Owing to their impact on key human activities like agriculture, strong efforts have been dedicated in the last 70 years to seed clouds by dispersing small particles of dry ice, AgI, or other salts in the atmosphere1. However, the efficiency of these techniques is still debated2, 3. Recently, self-guided ionized filaments4, 5, 6, 7, 8, generated by ultrashort laser pulses, have been proposed as an alternative approach to trigger water condensation9.

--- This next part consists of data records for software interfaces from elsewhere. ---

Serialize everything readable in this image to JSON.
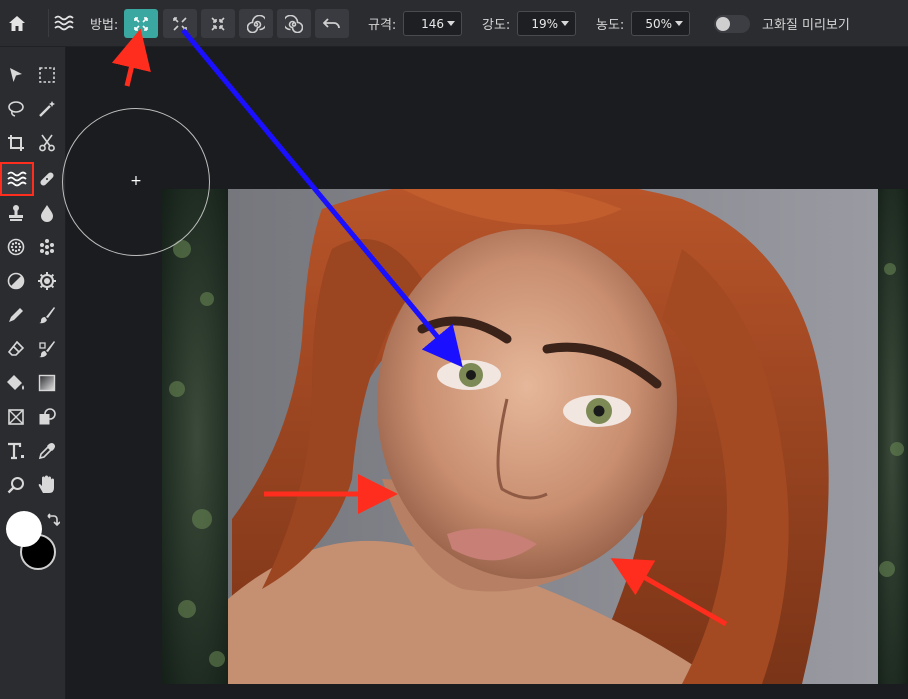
{
  "toolbar": {
    "method_label": "방법:",
    "scale_label": "규격:",
    "scale_value": "146",
    "strength_label": "강도:",
    "strength_value": "19%",
    "density_label": "농도:",
    "density_value": "50%",
    "hq_preview_label": "고화질 미리보기",
    "hq_preview_enabled": false,
    "accent_color": "#3aa7a0"
  },
  "method_buttons": [
    {
      "icon": "expand-icon",
      "active": true
    },
    {
      "icon": "expand-diagonal-icon",
      "active": false
    },
    {
      "icon": "shrink-icon",
      "active": false
    },
    {
      "icon": "twirl-right-icon",
      "active": false
    },
    {
      "icon": "twirl-left-icon",
      "active": false
    },
    {
      "icon": "undo-icon",
      "active": false
    }
  ],
  "tools": [
    "move-icon",
    "marquee-icon",
    "lasso-icon",
    "magic-wand-icon",
    "crop-icon",
    "scissors-icon",
    "liquify-icon",
    "bandage-icon",
    "stamp-icon",
    "blur-drop-icon",
    "sponge-icon",
    "dots-icon",
    "dodge-burn-icon",
    "sharpen-gear-icon",
    "pen-icon",
    "brush-icon",
    "eraser-icon",
    "color-replace-icon",
    "paint-bucket-icon",
    "gradient-icon",
    "frame-icon",
    "shape-icon",
    "text-icon",
    "eyedropper-icon",
    "zoom-icon",
    "hand-icon"
  ],
  "selected_tool": "liquify-icon",
  "colors": {
    "foreground": "#ffffff",
    "background": "#000000",
    "annotation_red": "#ff2d1d",
    "annotation_blue": "#1a10ff"
  }
}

Here, on the basis of field experiments performed under various atmospheric conditions, we show that laser filaments can induce water condensation and droplet growth up to several μm in diameter in the atmosphere as soon as the relative humidity (RH) exceeds 70%. We propose that the local photochemical formation of p.p.m.-range concentrations of hygroscopic HNO3 substantially contributes to this effect by enabling efficient binary HNO3–H2O condensation in the laser filaments. Thermodynamic as well as kinetic numerical modelling supports this interpretation. These results offer key information to optimize the water condensation process.